“I’m from Newark (New Jersey) and was used to litter in the streets, but I didn’t see it as a negative thing — it was just the norm until I started going on college tours and started realizing that other cities were not the same as mine,” she said.
Now as a senior at TCNJ, she wants sustainability to be something that’s attainable for people in low-income communities and is gaining practical and leadership experience to help her do so.
Brito and civil engineering major Isabella Lamboy ’24 were among 50 students from 31 colleges and universities nationwide to participate in the PSEG Institute for Sustainability Studies, a 10-week, paid internship program.
Partnering with businesses and organizations based in New Jersey and across the globe, the PSEG ISS operates out of Montclair State University and pairs “Green Teams” of students with corporate projects that address sustainability challenges from climate change and emissions to clean water and food insecurity.
For her project, Brito worked with a construction and dredging company to inventory their equipment that contains combustible engines. They also performed carbon footprint calculations for the equipment, and presented ways and means to reduce their emissions. The project deliverables involved creating a complicated database, but she says the real-life experience working in a diverse team was just as valuable.
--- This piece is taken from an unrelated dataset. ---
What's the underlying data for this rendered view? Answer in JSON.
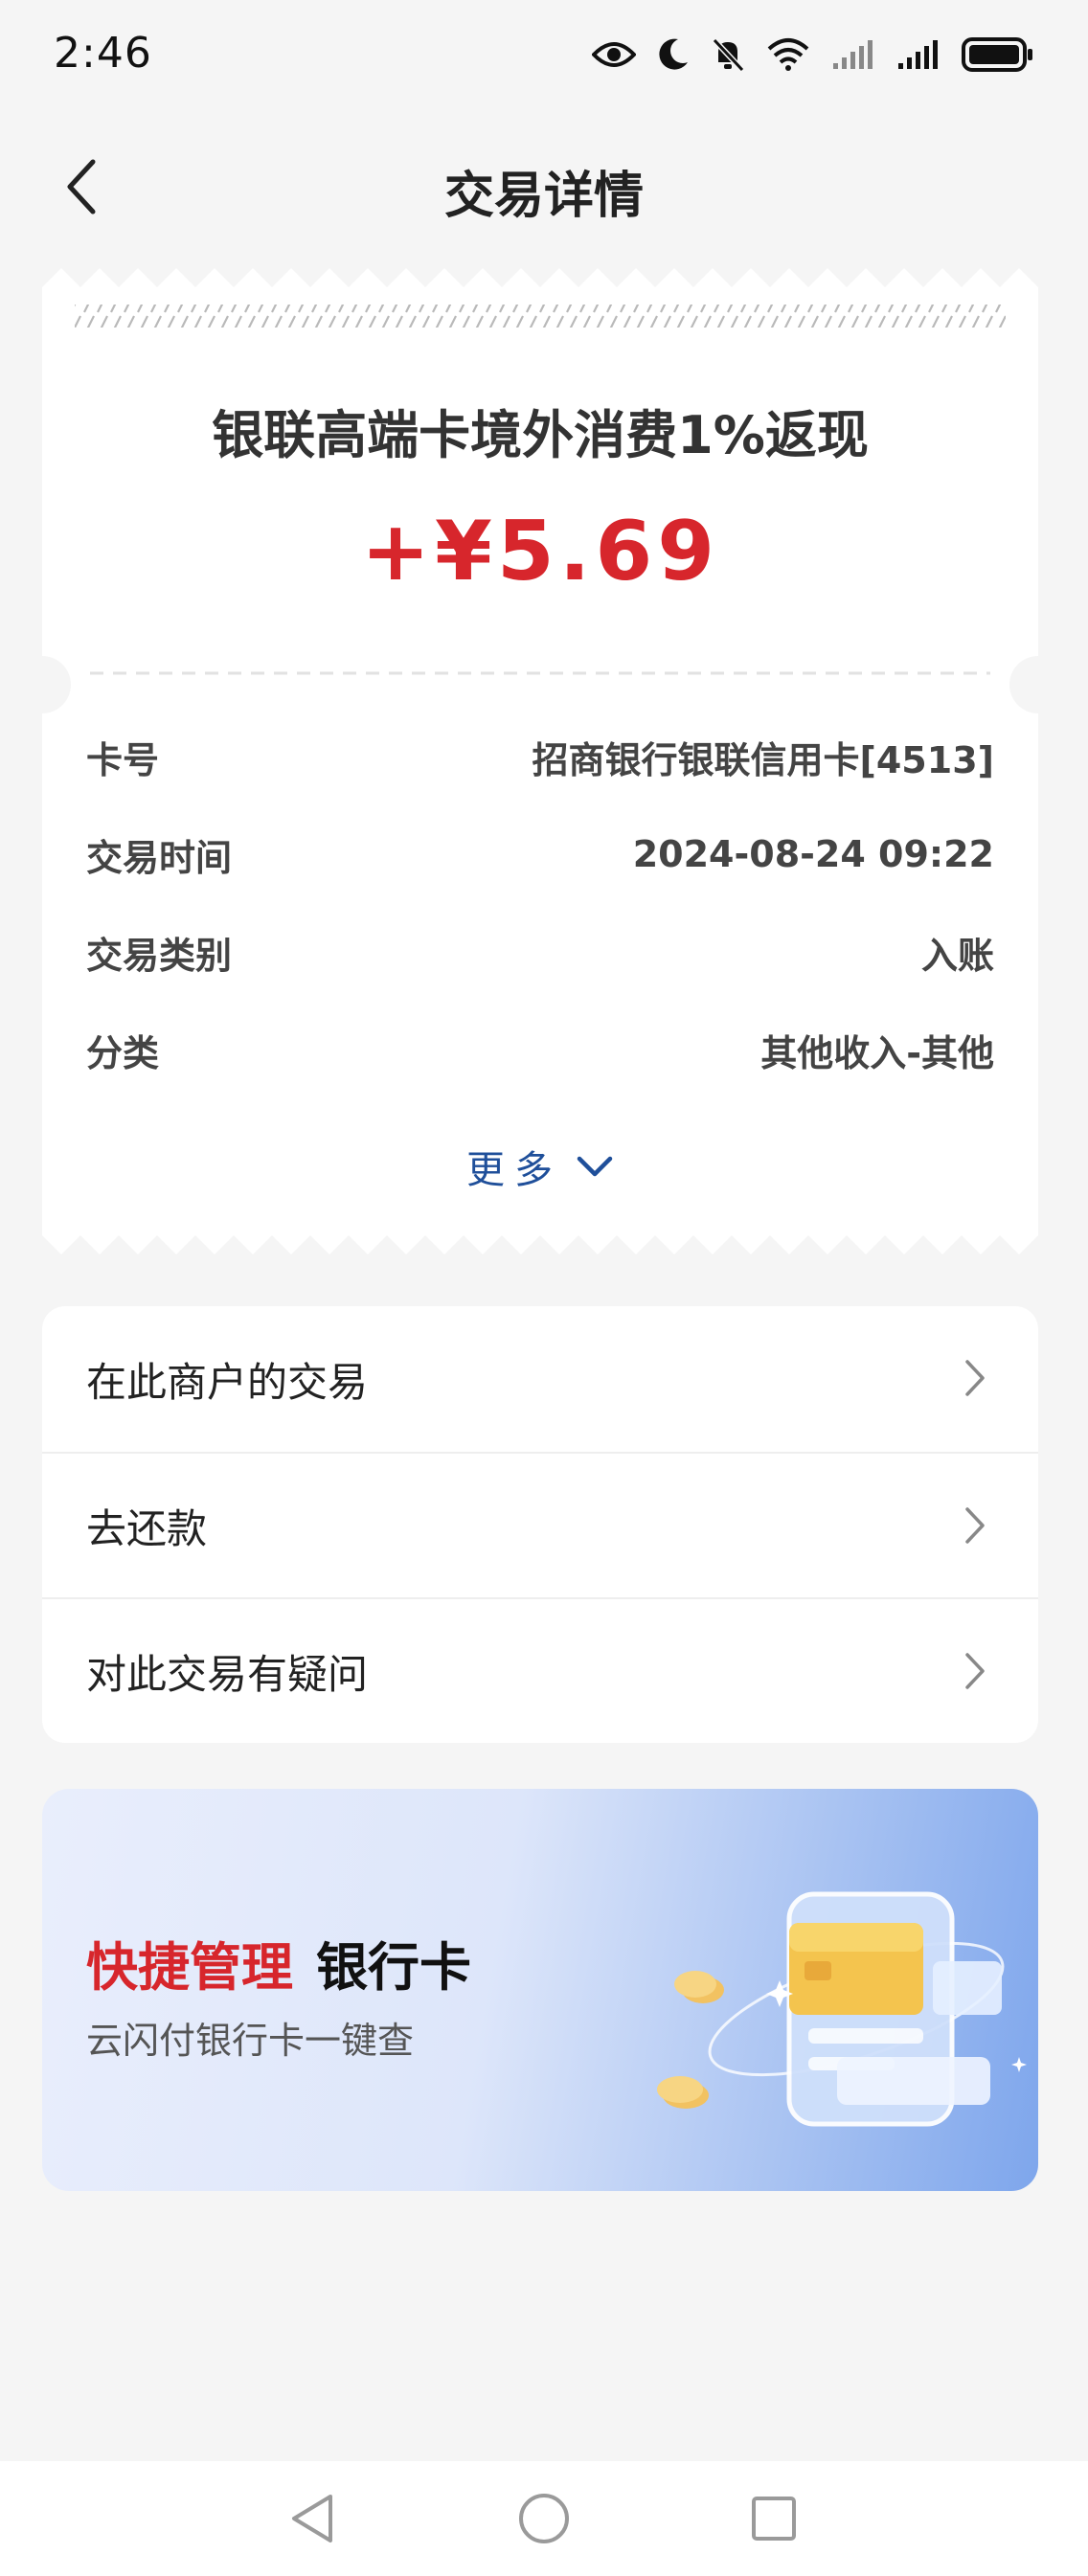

“I took on a leadership role within the team and that brought along learning opportunities,” Brito said. “I started delegating assignments, learning how to handle conflicts between team members, and working to increase our productivity.”
Lamboy worked on a different project, conducting research to inform the preliminary stages of designing a new park in Newark. It was a perfect fit for her, because improving infrastructure is what drives her passion for sustainability.
“It’s easy to suggest putting solar panels on your house or growing a garden in your backyard, but what if you live in an apartment and don’t have a roof or a yard? The system needs to be changed.”
Lamboy hopes to someday have her own firm that would retrofit existing buildings to make them more sustainable.
“Why tear it all down when you could just tweak it a bit?” she said.
Now that’s an idea to build on.
— Emily W. Dodd ’03